Entries taken from a collection:
=== Begin Enclosure ===
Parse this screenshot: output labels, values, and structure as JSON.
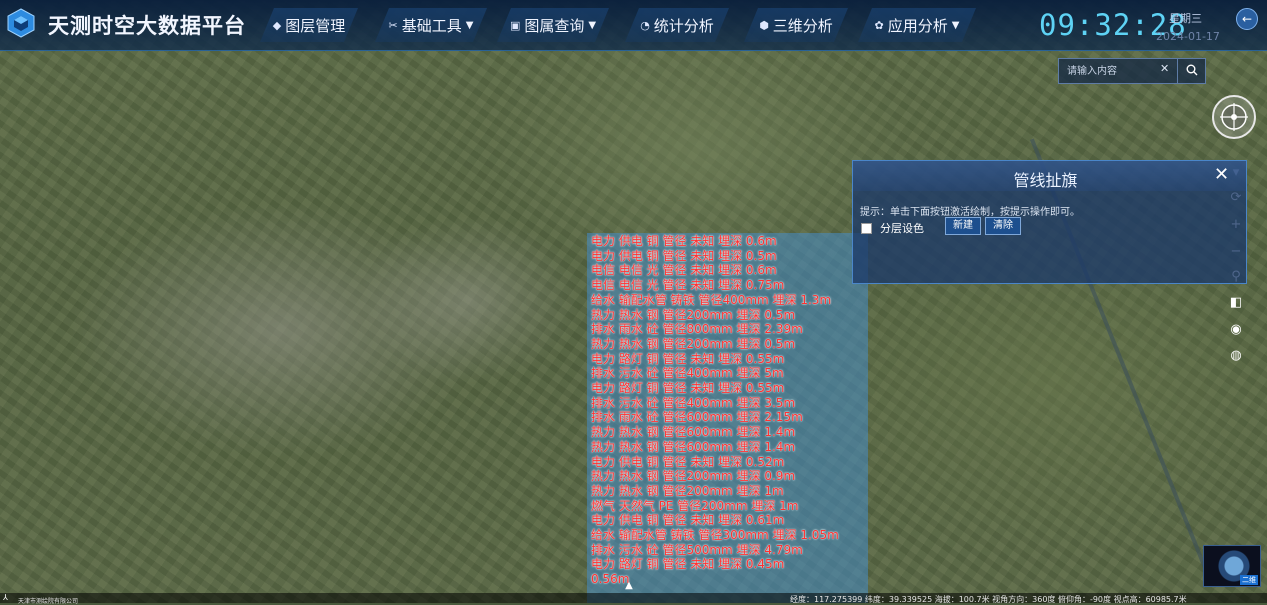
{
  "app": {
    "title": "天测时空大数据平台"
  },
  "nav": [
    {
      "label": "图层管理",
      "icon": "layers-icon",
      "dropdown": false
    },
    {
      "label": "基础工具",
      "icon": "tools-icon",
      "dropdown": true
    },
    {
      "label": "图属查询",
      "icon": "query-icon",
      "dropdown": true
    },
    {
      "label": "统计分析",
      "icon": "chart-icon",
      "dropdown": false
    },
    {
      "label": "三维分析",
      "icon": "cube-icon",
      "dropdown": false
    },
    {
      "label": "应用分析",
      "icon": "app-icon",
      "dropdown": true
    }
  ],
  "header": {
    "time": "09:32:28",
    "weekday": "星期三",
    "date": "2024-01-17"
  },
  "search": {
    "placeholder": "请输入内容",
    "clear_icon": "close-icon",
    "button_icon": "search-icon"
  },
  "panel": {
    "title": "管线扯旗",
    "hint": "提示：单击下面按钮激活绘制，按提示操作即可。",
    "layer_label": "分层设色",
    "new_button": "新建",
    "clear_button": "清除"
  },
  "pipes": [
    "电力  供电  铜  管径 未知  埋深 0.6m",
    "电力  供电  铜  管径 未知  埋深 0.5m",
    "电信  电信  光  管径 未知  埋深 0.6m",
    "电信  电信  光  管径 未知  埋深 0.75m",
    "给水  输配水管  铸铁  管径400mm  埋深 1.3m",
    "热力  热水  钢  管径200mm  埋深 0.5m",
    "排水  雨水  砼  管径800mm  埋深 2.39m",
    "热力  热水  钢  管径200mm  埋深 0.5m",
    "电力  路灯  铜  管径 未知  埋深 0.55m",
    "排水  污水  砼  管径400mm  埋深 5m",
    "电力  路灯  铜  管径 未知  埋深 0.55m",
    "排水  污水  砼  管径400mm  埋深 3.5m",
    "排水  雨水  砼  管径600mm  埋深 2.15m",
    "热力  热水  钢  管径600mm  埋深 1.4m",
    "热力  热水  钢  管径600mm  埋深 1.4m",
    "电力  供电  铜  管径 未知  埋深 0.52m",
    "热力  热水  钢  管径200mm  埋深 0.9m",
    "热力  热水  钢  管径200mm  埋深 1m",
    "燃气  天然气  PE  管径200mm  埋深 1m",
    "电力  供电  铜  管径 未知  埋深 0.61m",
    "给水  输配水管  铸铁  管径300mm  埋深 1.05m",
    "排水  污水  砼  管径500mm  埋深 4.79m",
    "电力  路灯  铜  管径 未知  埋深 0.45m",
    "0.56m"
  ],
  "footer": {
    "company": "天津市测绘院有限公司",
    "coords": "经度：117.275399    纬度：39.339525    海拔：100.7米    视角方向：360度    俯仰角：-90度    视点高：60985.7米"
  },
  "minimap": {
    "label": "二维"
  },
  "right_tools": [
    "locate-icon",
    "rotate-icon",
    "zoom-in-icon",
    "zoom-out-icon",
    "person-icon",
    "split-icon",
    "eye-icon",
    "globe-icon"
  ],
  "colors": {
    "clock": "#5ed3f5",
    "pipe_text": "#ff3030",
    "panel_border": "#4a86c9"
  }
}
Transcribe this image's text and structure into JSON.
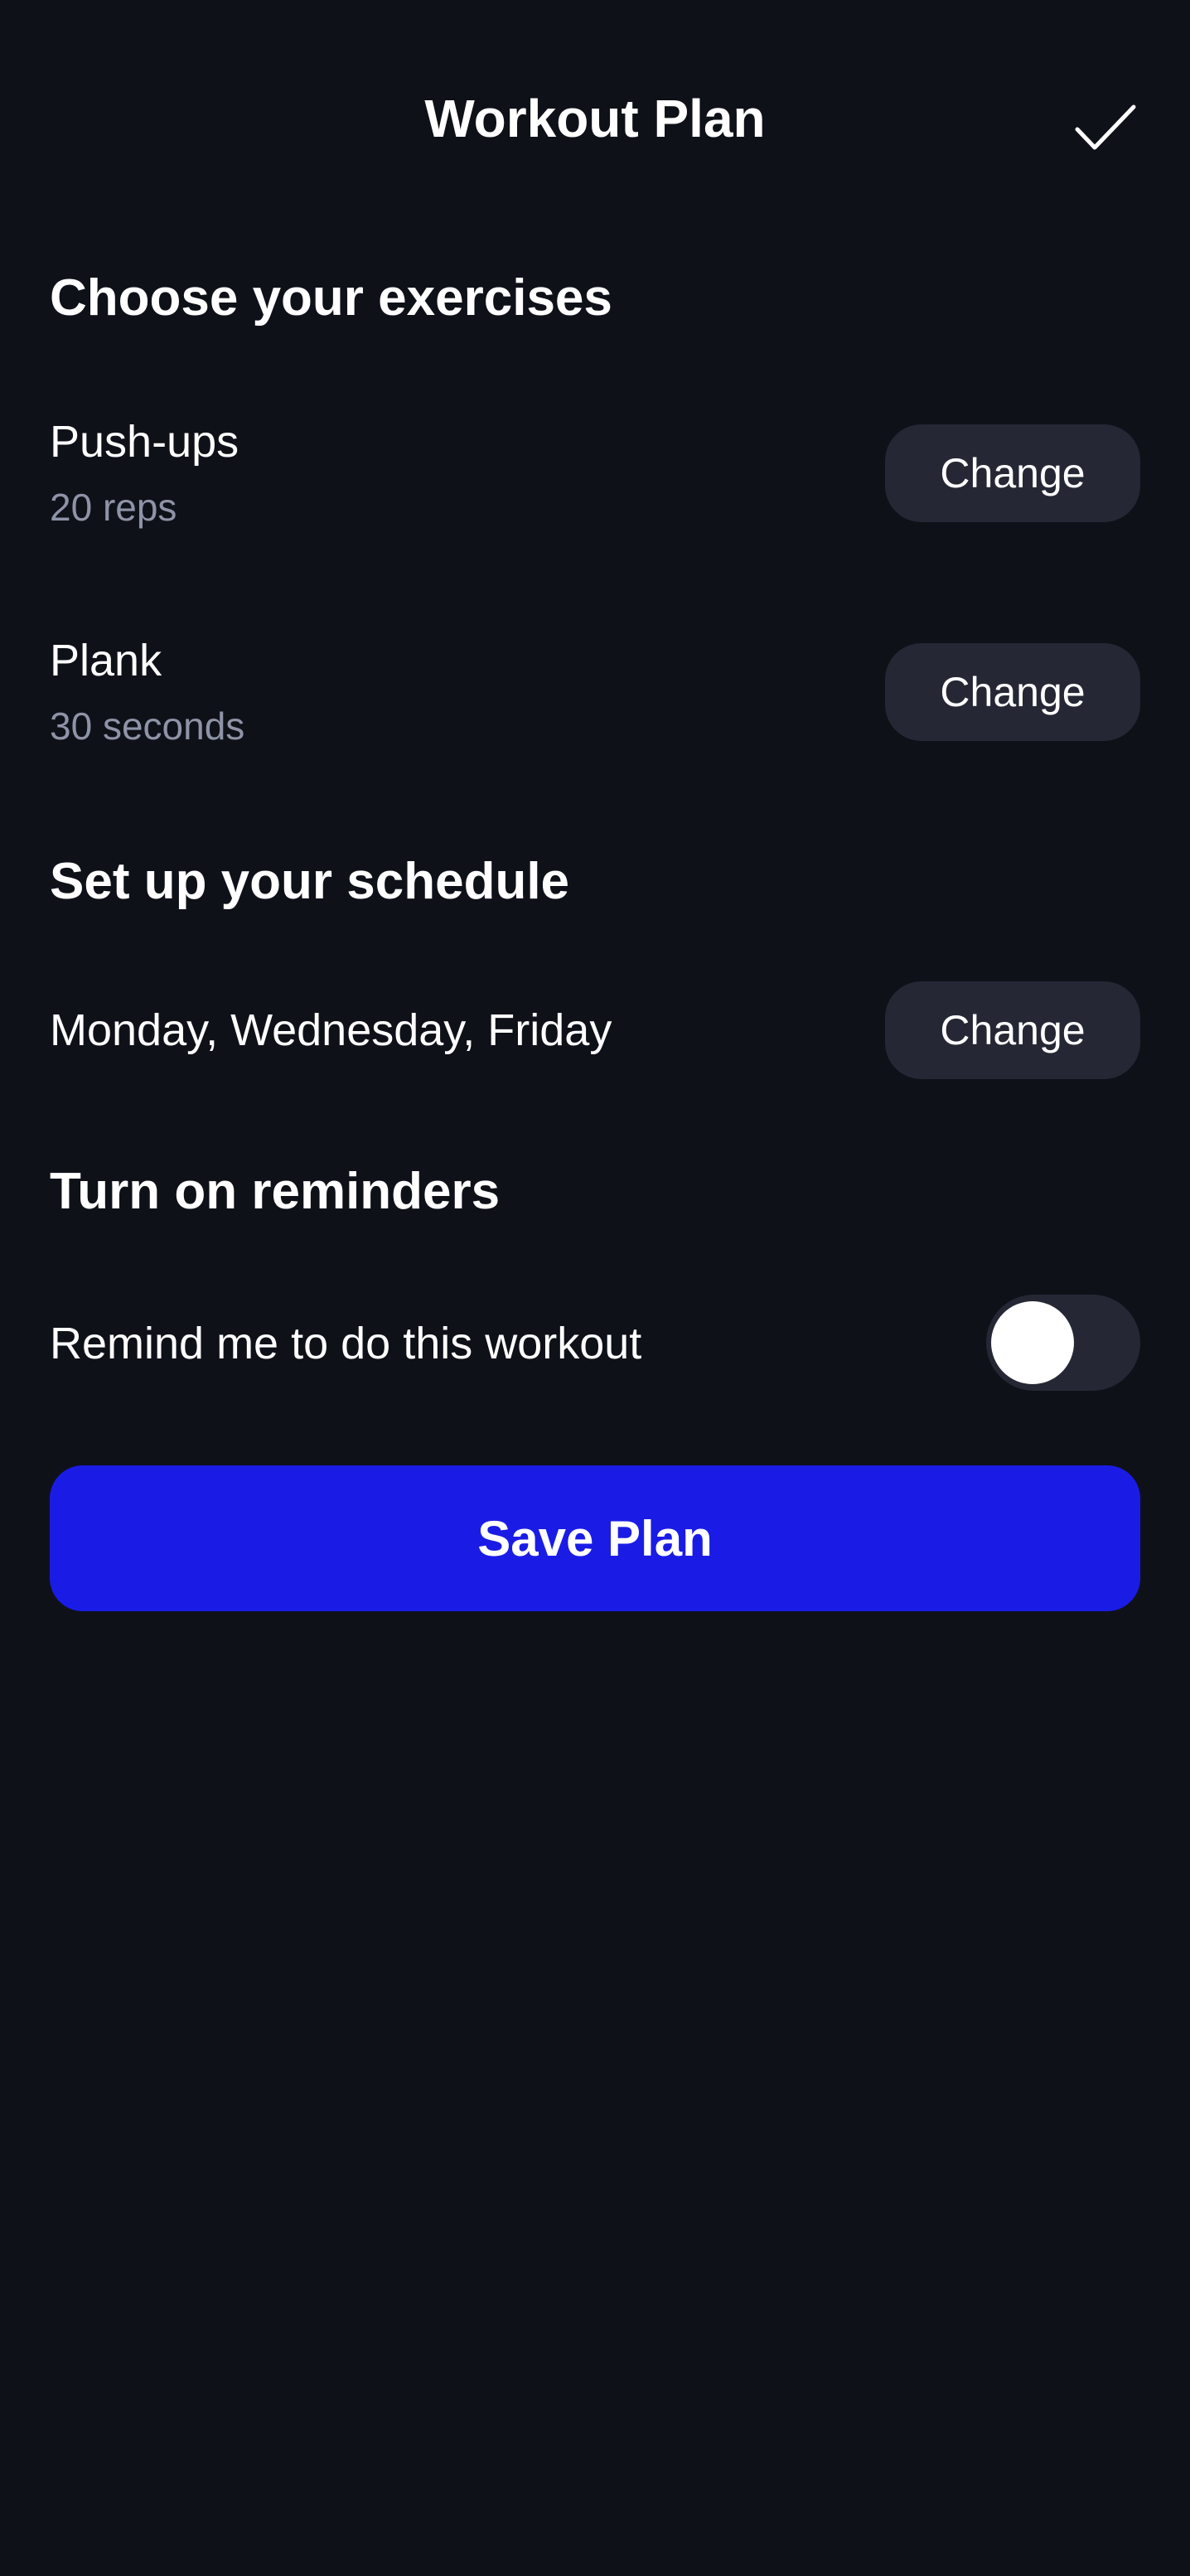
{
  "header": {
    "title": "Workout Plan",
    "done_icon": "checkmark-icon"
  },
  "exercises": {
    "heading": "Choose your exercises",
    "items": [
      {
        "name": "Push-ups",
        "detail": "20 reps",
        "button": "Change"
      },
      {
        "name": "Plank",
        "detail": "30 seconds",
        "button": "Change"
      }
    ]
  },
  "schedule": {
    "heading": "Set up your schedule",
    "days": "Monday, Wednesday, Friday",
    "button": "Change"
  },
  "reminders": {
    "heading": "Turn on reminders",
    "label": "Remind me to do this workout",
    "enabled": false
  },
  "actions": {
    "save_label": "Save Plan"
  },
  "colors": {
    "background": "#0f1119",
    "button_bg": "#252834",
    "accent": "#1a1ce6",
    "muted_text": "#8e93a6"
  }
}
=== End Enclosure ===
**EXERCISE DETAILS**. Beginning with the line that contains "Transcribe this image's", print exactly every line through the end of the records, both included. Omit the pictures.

**TASK RESULT**.
Transcribe this image's text and structure into JSON.
{
  "header": {
    "title": "Workout Plan",
    "done_icon": "checkmark-icon"
  },
  "exercises": {
    "heading": "Choose your exercises",
    "items": [
      {
        "name": "Push-ups",
        "detail": "20 reps",
        "button": "Change"
      },
      {
        "name": "Plank",
        "detail": "30 seconds",
        "button": "Change"
      }
    ]
  },
  "schedule": {
    "heading": "Set up your schedule",
    "days": "Monday, Wednesday, Friday",
    "button": "Change"
  },
  "reminders": {
    "heading": "Turn on reminders",
    "label": "Remind me to do this workout",
    "enabled": false
  },
  "actions": {
    "save_label": "Save Plan"
  },
  "colors": {
    "background": "#0f1119",
    "button_bg": "#252834",
    "accent": "#1a1ce6",
    "muted_text": "#8e93a6"
  }
}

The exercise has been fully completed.